by these church bodies. They seek to punish
the Episcopal Church, with their eventual goal being the expulsion of the ECUSA from the communion. Historically the Anglican communion's provinces had autonomy. For example some churches ordain women, some do not; it varies by province. But on this issue, autonomy has been thrown out the window.
But the expulsion would not mean the end of an Anglican body in the US. The plan would be to take the small group of churches within the ECUSA (and some outside of the denomination) who are on the right, and who oppose gay and lesbian inclusion, etc. and declare them as the new Anglican province. The framework for such a body has largely already been created via the Anglican Network
. Now Rowan Williams, the head of the communion, is faced with a choice.

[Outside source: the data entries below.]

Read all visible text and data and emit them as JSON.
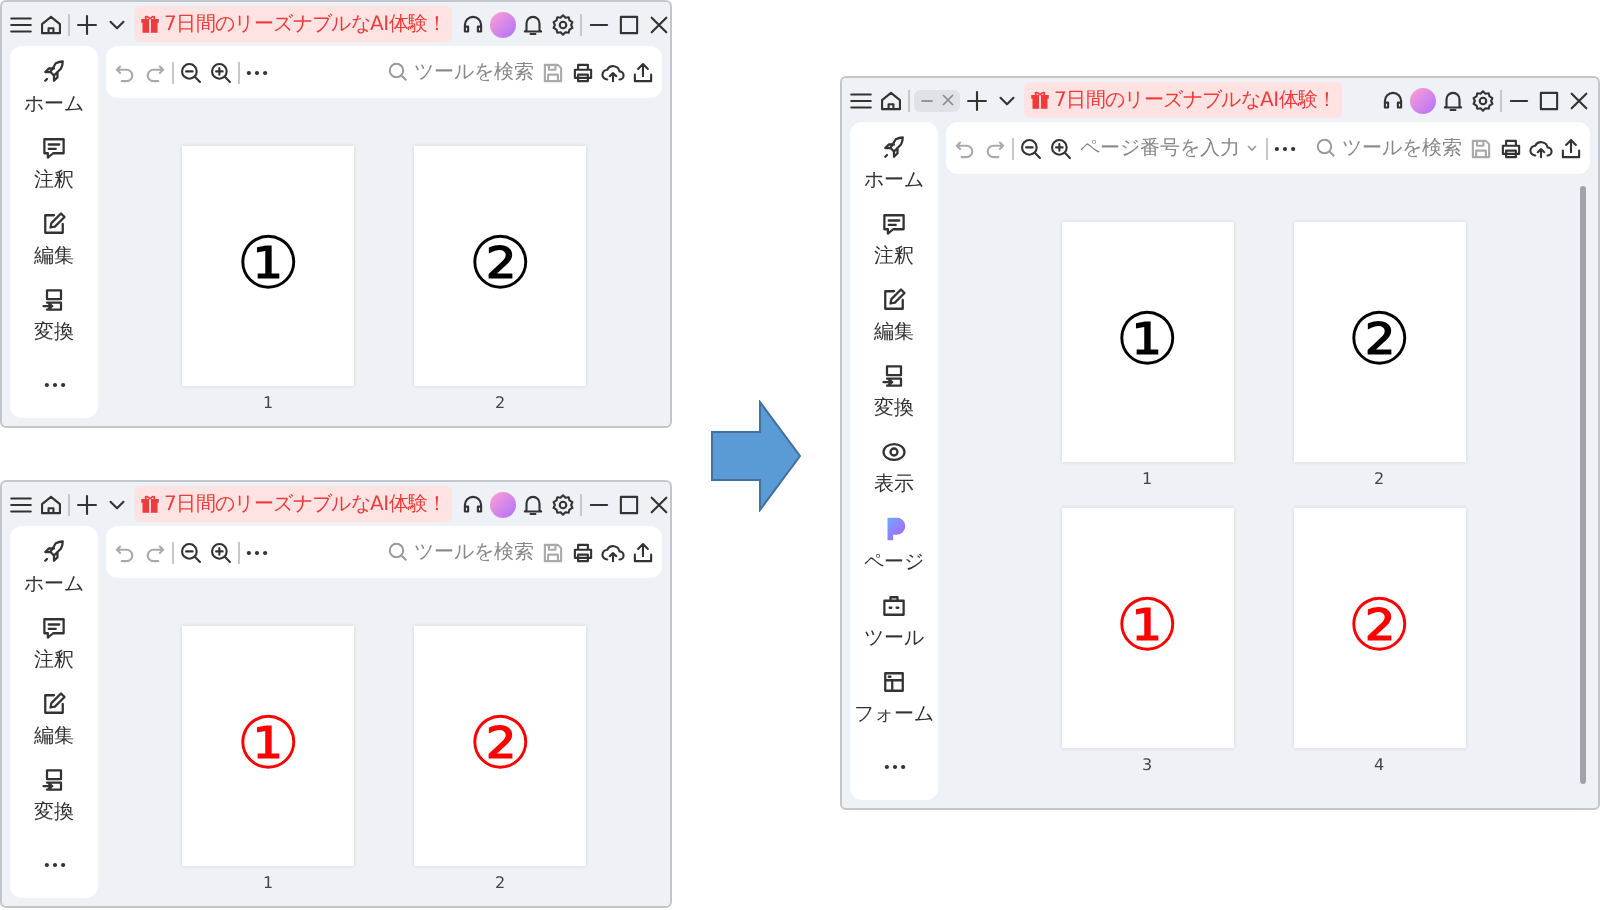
{
  "windows": [
    {
      "tab_open": false,
      "promo": "7日間のリーズナブルなAI体験！",
      "sidebar": [
        {
          "kind": "rocket",
          "label": "ホーム"
        },
        {
          "kind": "comment",
          "label": "注釈"
        },
        {
          "kind": "edit",
          "label": "編集"
        },
        {
          "kind": "convert",
          "label": "変換"
        }
      ],
      "search_placeholder": "ツールを検索",
      "scrollbar": false,
      "pages": [
        {
          "mark": "①",
          "color": "#000000",
          "number": "1"
        },
        {
          "mark": "②",
          "color": "#000000",
          "number": "2"
        }
      ]
    },
    {
      "tab_open": false,
      "promo": "7日間のリーズナブルなAI体験！",
      "sidebar": [
        {
          "kind": "rocket",
          "label": "ホーム"
        },
        {
          "kind": "comment",
          "label": "注釈"
        },
        {
          "kind": "edit",
          "label": "編集"
        },
        {
          "kind": "convert",
          "label": "変換"
        }
      ],
      "search_placeholder": "ツールを検索",
      "scrollbar": false,
      "pages": [
        {
          "mark": "①",
          "color": "#ff0000",
          "number": "1"
        },
        {
          "mark": "②",
          "color": "#ff0000",
          "number": "2"
        }
      ]
    },
    {
      "tab_open": true,
      "promo": "7日間のリーズナブルなAI体験！",
      "sidebar": [
        {
          "kind": "rocket",
          "label": "ホーム"
        },
        {
          "kind": "comment",
          "label": "注釈"
        },
        {
          "kind": "edit",
          "label": "編集"
        },
        {
          "kind": "convert",
          "label": "変換"
        },
        {
          "kind": "view",
          "label": "表示"
        },
        {
          "kind": "page",
          "label": "ページ"
        },
        {
          "kind": "tool",
          "label": "ツール"
        },
        {
          "kind": "form",
          "label": "フォーム"
        }
      ],
      "page_number_placeholder": "ページ番号を入力",
      "search_placeholder": "ツールを検索",
      "scrollbar": true,
      "pages": [
        {
          "mark": "①",
          "color": "#000000",
          "number": "1"
        },
        {
          "mark": "②",
          "color": "#000000",
          "number": "2"
        },
        {
          "mark": "①",
          "color": "#ff0000",
          "number": "3"
        },
        {
          "mark": "②",
          "color": "#ff0000",
          "number": "4"
        }
      ]
    }
  ]
}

Either keep faith with the sort of Anglicanism which allowed for diversity and autonomy and lose most of the churches in the developing world which are fast becoming the largest segment of the communion. They would be lost because they promise to leave the communion if the ECUSA is not removed. Or one could ditch the ECUSA and perhaps Canada as well, keeping the largest portion of the church, and allowing the Communion to be largely taken under the direction of the right wing. In the latter case, it'd be impossible to remain a liberal within the communion, without becoming a target of the right.
A commission was established by Williams to figure out how to keep the communion together and its recommendations are due to come out next month. But portions of the report have been leaked to the press and it looks like punishment and then expulsion
will be the route they recommend. Such a course, is finally raising the alarm
not just in the US but around the world. After all, it's not just a problem of the ECUSA, it is any church which includes religious liberals within it. In the UK
, religious liberals within the church have spoken out against the possible recommendations, going so far as to predict mass resignations if the church is taken in such a direction.
Originally the plan was to target the US, but with Canada's affirmation of same sex unions within the church, with liberals to be found in some dioceses in the UK, South Africa, Australia, and Ireland, no one who is a liberal could be safe of recriminations. Canada, or at least the New Westminster diocese in British Coulmbia, could face the same fate as the ECUSA. It's a church devouring anyone not on the right, the result will be a very different communion. But it raises for me, fundamental questions about the nature of the Christian faith.
If there ever was any group in church history which could allow for a diversity of views, which could include doubters and true believers, liberals, conservatives, high church, low church, protestant, catholic, with provinces all around the world, it was the Anglican Communion. It's transformation into a rightwing outfit that kicks out those who differ from it's religious beliefs and practices, means the death of the possibilities of the Anglican communion. And the death of the dream that any religious body can actually break down walls
and include the diversity of human existence.
But it also makes me wonder: what room exists for religious liberals within Christianity? It gets old being the enemy, hated simply over issues of sexuality and theological differences. The conservatives, armed with the numbers, are in a position to take over the United Methodists. The Presbyterians are racked with heresy trials. The Episcopal Church faces expulsion from the communion. Is there any place which is safe, where one is not the target or considered the enemy in the church? I don't know anymore. It certainly has shaken my faith in this religion and what role I could play within it.